__DIRECTIONS FOR THIS TASK__. Return the listing verbatim, images left out.
##### RECORDS TO USE #####
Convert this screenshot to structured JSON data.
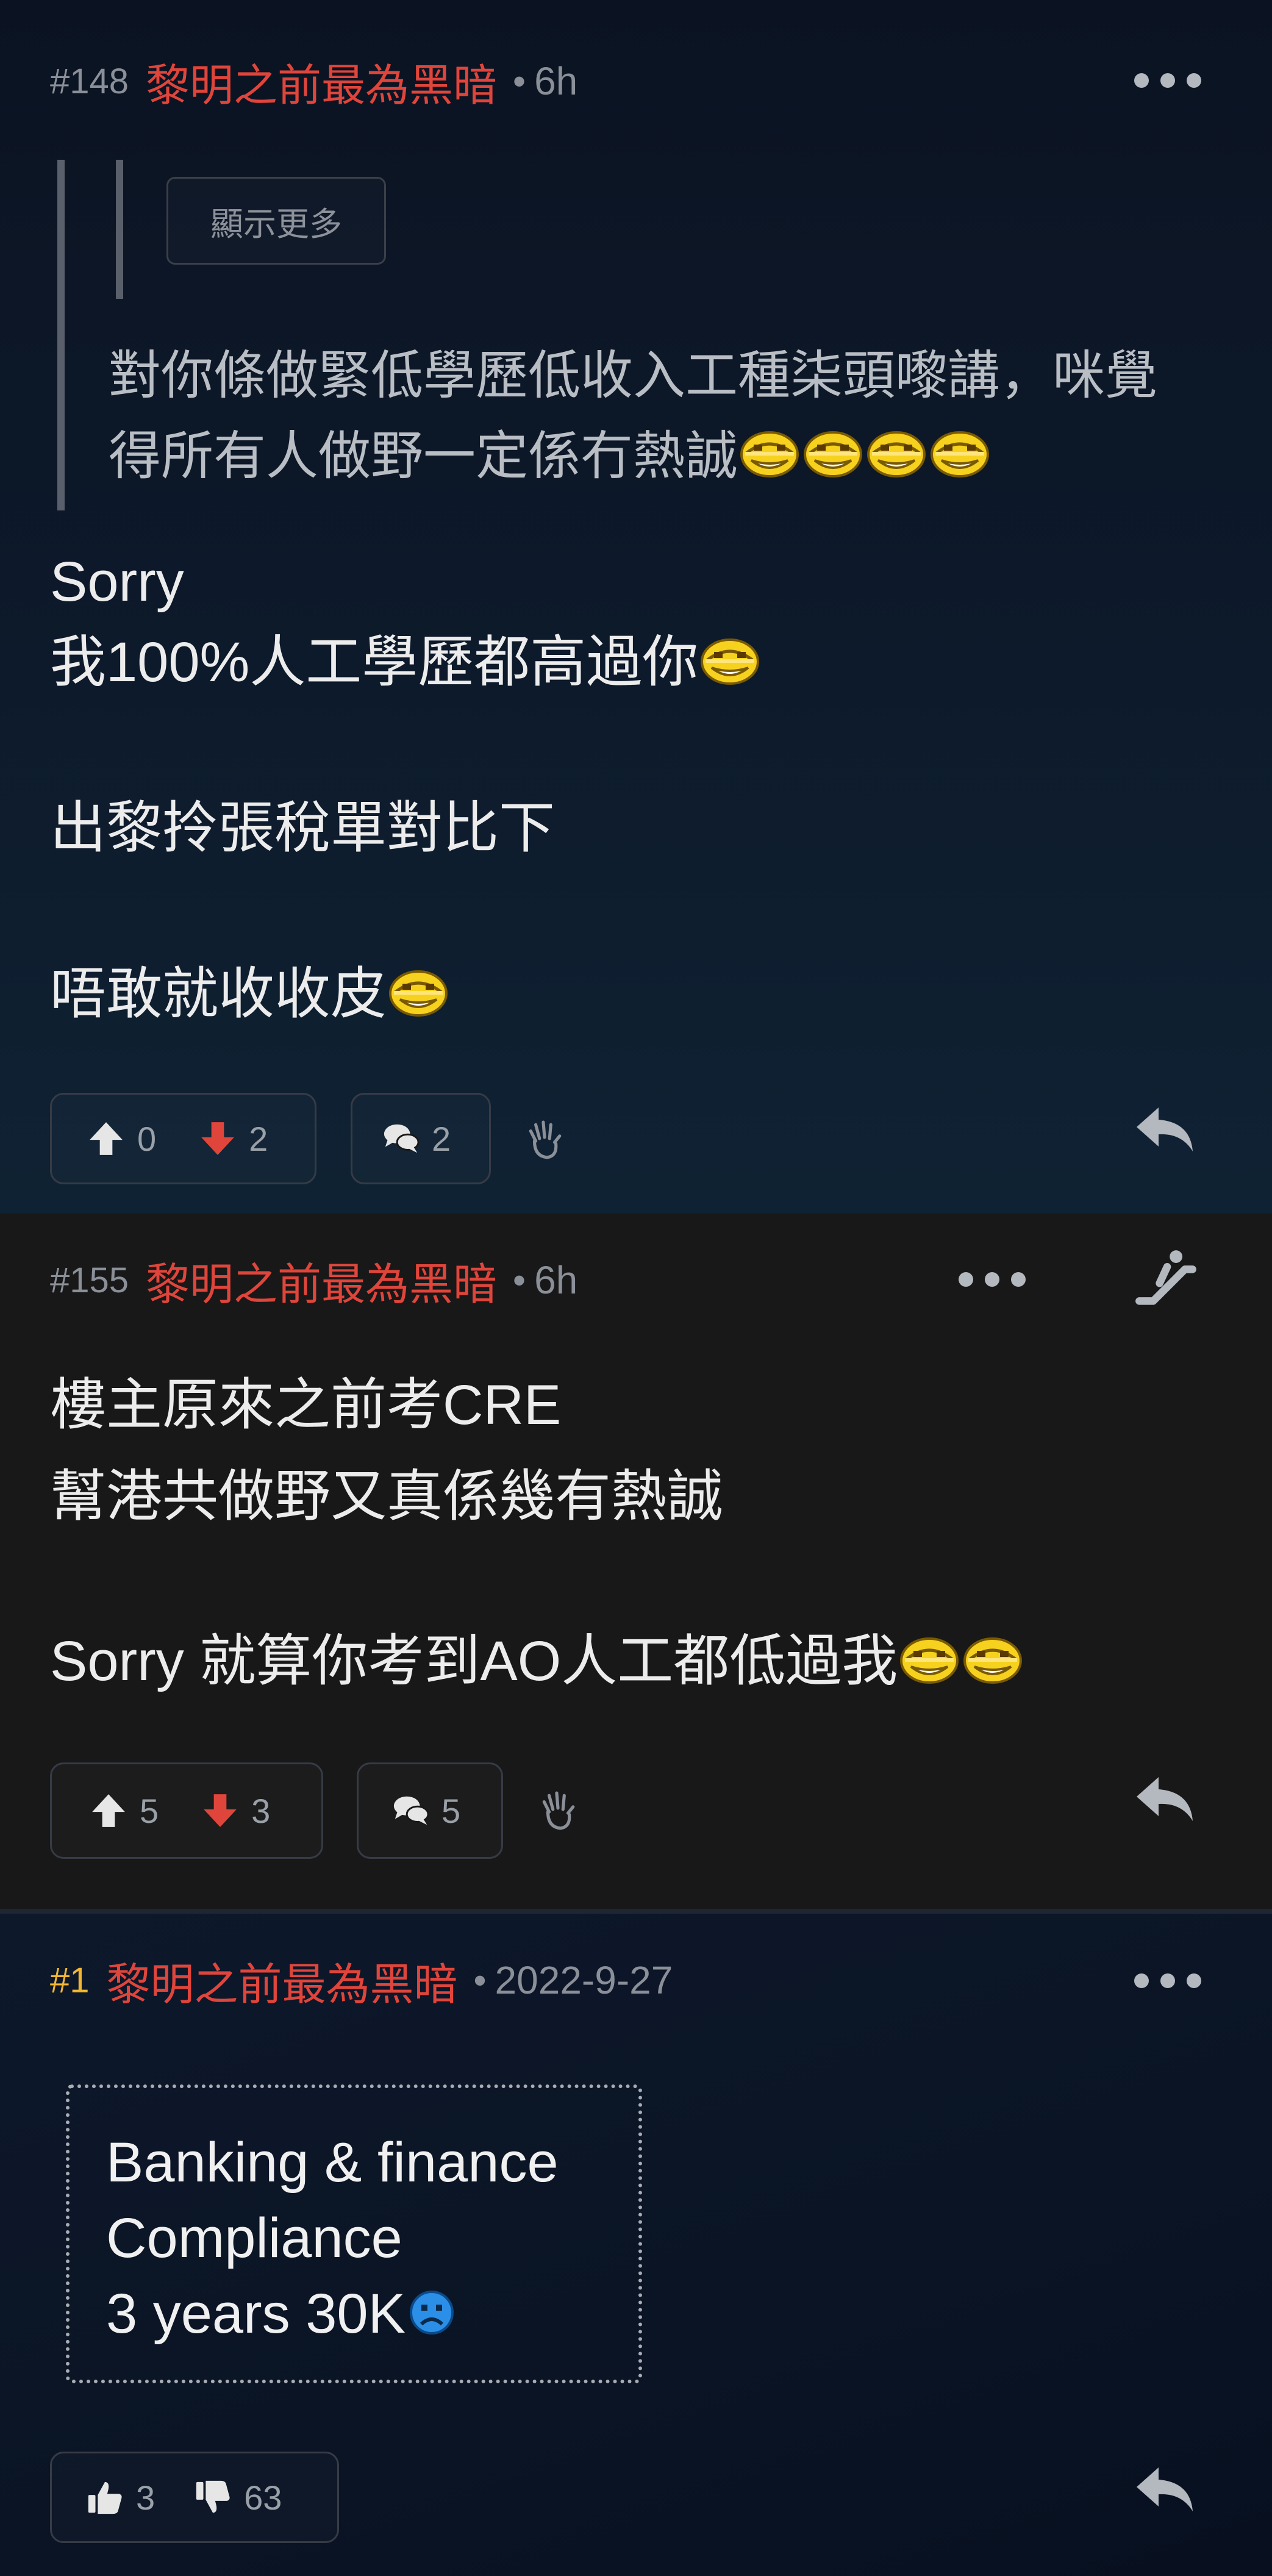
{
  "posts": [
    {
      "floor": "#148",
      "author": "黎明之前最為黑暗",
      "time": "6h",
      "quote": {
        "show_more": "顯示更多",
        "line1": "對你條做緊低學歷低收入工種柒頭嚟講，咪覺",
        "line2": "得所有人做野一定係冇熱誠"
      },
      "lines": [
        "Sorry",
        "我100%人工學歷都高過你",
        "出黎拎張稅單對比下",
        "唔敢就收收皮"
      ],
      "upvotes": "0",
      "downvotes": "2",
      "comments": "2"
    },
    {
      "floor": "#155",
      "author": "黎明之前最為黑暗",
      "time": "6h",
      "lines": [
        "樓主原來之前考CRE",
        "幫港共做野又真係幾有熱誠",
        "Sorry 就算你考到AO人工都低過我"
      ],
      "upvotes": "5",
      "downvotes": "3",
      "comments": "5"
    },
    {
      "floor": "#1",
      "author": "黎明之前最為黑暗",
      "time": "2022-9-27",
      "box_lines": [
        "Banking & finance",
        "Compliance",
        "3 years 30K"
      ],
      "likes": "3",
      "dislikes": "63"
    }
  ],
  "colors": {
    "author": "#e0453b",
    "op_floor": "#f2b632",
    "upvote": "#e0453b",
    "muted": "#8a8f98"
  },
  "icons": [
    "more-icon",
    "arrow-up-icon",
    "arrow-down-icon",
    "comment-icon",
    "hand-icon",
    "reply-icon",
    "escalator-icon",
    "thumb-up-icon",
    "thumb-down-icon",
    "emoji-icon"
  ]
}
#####
__FINISHED EXERCISE__.
Convert this screenshot to structured JSON data.
{
  "posts": [
    {
      "floor": "#148",
      "author": "黎明之前最為黑暗",
      "time": "6h",
      "quote": {
        "show_more": "顯示更多",
        "line1": "對你條做緊低學歷低收入工種柒頭嚟講，咪覺",
        "line2": "得所有人做野一定係冇熱誠"
      },
      "lines": [
        "Sorry",
        "我100%人工學歷都高過你",
        "出黎拎張稅單對比下",
        "唔敢就收收皮"
      ],
      "upvotes": "0",
      "downvotes": "2",
      "comments": "2"
    },
    {
      "floor": "#155",
      "author": "黎明之前最為黑暗",
      "time": "6h",
      "lines": [
        "樓主原來之前考CRE",
        "幫港共做野又真係幾有熱誠",
        "Sorry 就算你考到AO人工都低過我"
      ],
      "upvotes": "5",
      "downvotes": "3",
      "comments": "5"
    },
    {
      "floor": "#1",
      "author": "黎明之前最為黑暗",
      "time": "2022-9-27",
      "box_lines": [
        "Banking & finance",
        "Compliance",
        "3 years 30K"
      ],
      "likes": "3",
      "dislikes": "63"
    }
  ],
  "colors": {
    "author": "#e0453b",
    "op_floor": "#f2b632",
    "upvote": "#e0453b",
    "muted": "#8a8f98"
  },
  "icons": [
    "more-icon",
    "arrow-up-icon",
    "arrow-down-icon",
    "comment-icon",
    "hand-icon",
    "reply-icon",
    "escalator-icon",
    "thumb-up-icon",
    "thumb-down-icon",
    "emoji-icon"
  ]
}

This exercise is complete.